__Exercise objective__
Within the data below, find the string "hint" and return each line where it occurs.
....
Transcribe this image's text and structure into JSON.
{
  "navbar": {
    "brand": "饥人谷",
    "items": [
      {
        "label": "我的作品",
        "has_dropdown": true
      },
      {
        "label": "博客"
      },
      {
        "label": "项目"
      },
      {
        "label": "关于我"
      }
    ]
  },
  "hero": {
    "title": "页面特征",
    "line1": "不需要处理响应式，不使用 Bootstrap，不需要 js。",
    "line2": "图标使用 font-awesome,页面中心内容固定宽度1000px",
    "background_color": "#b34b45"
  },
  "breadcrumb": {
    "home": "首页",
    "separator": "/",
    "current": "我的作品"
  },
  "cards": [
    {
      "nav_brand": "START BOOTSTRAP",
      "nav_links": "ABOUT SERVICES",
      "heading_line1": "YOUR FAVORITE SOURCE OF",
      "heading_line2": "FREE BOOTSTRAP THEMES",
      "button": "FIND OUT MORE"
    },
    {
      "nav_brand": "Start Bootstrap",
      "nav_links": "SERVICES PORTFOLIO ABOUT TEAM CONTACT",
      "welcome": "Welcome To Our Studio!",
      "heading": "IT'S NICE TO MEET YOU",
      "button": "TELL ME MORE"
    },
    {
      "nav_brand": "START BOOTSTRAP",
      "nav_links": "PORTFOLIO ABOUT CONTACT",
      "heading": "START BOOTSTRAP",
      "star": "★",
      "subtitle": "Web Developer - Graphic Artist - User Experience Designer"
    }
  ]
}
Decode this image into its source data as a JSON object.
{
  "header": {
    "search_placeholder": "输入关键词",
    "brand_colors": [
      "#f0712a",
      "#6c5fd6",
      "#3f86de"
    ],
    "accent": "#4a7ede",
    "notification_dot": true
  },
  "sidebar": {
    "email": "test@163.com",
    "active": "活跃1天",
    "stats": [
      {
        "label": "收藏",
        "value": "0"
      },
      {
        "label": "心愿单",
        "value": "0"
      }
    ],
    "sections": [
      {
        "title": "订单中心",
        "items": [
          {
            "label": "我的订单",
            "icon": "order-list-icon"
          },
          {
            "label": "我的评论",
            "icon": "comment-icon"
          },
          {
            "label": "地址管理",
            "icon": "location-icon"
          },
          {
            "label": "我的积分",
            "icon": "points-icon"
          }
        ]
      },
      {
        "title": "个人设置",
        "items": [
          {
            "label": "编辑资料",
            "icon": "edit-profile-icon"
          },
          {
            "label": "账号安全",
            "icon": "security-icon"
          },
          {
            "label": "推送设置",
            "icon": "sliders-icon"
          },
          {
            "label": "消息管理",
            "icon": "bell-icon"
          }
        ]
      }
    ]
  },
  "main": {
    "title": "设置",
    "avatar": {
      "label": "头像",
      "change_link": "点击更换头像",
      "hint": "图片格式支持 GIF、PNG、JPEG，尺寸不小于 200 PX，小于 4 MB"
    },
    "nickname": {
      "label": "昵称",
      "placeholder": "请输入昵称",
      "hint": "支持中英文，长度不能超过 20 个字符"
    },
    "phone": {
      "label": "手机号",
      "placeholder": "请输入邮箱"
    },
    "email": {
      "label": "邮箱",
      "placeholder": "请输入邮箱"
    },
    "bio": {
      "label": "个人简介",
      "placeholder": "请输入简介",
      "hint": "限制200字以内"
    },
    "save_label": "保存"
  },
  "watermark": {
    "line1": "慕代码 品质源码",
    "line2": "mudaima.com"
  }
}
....
__Your response__
      "hint": "图片格式支持 GIF、PNG、JPEG，尺寸不小于 200 PX，小于 4 MB"
      "hint": "支持中英文，长度不能超过 20 个字符"
      "hint": "限制200字以内"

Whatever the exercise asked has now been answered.